 These states were Nebraska, Rhode Island and Wisconsin. First Amendment Rights to Free Speech and a Free Press: Change and Continuity, 12 Akron L.Rev. 228 (1978).
 Article I, § 5 of the 1974 Constitution provides protection against unreasonable searches, seizures, or invasions of privacy. See note 2, supra.
 Article I, § 7 of the 1974 Constitution provides: "No law shall curtail or restrain the freedom of speech or of the press. Every person may speak, write, and publish his sentiments on any subject, but is responsible for abuse of that freedom." This section is essentially identical to the corresponding provision of the 1921 Constitution. The "abuse of freedom" wording was retained in order to explicitly bring actions for libel, slander, and defamation under the scope of C.C. 2315. One delegate to the 1973 convention noted the possibility of conflicts between certain rights guaranteed in the proposed Declaration of Rights, citing as an example the conflict between the right to privacy and the right to take photographs. Records of the Louisiana Constitutional Convention of 1973: Convention Transcripts, Vol. VI, 1114.
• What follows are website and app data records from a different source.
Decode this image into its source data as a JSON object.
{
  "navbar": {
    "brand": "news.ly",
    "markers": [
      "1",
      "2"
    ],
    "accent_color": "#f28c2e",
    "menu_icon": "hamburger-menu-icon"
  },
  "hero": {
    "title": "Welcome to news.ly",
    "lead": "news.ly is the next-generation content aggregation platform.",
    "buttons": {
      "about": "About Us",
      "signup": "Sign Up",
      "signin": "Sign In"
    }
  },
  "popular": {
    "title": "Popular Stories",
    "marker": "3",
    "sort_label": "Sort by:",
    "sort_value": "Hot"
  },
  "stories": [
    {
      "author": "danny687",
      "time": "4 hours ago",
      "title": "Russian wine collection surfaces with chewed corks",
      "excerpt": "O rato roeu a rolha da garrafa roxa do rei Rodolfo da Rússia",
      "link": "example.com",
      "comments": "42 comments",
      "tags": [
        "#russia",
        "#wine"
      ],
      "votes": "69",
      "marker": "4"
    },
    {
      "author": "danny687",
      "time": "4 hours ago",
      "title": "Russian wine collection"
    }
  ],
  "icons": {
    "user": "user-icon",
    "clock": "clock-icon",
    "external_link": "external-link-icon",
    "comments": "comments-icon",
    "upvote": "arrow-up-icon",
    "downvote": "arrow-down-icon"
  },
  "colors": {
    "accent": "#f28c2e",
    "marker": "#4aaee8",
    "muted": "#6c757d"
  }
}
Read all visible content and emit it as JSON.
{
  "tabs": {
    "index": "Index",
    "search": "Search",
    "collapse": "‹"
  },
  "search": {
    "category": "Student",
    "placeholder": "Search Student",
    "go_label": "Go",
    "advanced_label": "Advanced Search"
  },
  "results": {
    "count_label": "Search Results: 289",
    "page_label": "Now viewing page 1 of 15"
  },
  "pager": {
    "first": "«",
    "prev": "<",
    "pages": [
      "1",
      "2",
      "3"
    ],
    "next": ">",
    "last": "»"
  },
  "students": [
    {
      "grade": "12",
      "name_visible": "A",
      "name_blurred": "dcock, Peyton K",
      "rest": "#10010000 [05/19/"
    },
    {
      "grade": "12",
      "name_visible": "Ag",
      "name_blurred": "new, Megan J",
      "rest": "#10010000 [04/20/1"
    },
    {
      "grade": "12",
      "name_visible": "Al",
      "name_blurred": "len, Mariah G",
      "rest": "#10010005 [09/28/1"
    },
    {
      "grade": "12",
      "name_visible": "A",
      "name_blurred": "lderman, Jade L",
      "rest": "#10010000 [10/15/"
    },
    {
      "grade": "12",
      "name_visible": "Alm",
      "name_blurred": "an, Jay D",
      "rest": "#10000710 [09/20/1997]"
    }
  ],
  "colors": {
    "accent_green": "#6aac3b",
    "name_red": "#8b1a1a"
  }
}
 In actions for defamation, involving injury to reputation instead of injury to a privacy interest, the United States Supreme Court has held that the plaintiff must show actual malice, i. e. that the publication was knowingly false or circulated with reckless disregard for its truth or falsity where the plaintiff is a public official, New York Times Co. v. Sullivan, 376 U.S. 254, 84 S. Ct. 710, 11 L. Ed. 2d 686 (1964), or a public figure, Curtis Publishing Co. v. Butts, 388 U.S. 130, 87 S. Ct. 1975, 18 L. Ed. 2d 1094 (1967). Where the plaintiff in a defamation action is a private individual and the content of the factual misstatement should have warned a reasonably prudent editor of its defamatory potential, the Court has held that "so long as they do not impose liability without fault, the States may define for themselves the appropriate standard of liability." Gertz v. Robert Welch, Inc., 418 U.S. 323, 347, 94 S. Ct. 2997, 3010, 41 L. Ed. 2d 789, 809 (1974) (emphasis added).
In actions for the "false light" form of invasion of privacy, the Court has held that the actual malice showing is required where the material is assertedly private but a matter of public interest. Time, Inc. v. Hill, 385 U.S. 374, 87 S. Ct. 534, 17 L. Ed. 2d 456 (1967). But in Cantrell v. Forest City Publishing Co., 419 U.S. 245, 95 S. Ct. 465, 42 L. Ed. 2d 419 (1974), the Court noted that it had not yet addressed the issue of whether the actual malice standard is constitutionally required in all "false light" invasion of privacy cases, where the plaintiff is a private individual.
Cox Broadcasting Corp. v. Cohn, 420 U.S. 469, 95 S. Ct. 1029, 43 L. Ed. 2d 328 (1975), involved an action based on the public disclosure theory of invasion of privacy, in which the published material is true but embarrassing or painful to the plaintiff. The Court declined to hold broadly that the press may never be made liable for publication of accurate material, no matter how damaging it may be to a plaintiff's sensibilities or reputation. Instead, the Court found that the material published formed part of the public records and was therefore not private. Justice Powell, concurring, was of the opinion that, under Gertz v. Robert Welch, Inc., supra, truth is a complete defense not only to a defamation suit by a private individual but also to an invasion of privacy action where the interests to be protected are similar to those considered in Gertz.
 Article 3 of the 1898 Constitution provided: "No law shall ever be passed to curtail or restrain the liberty of speech or of the press; any person may speak, write and publish his sentiments on all subjects, being responsible for the abuse of that liberty."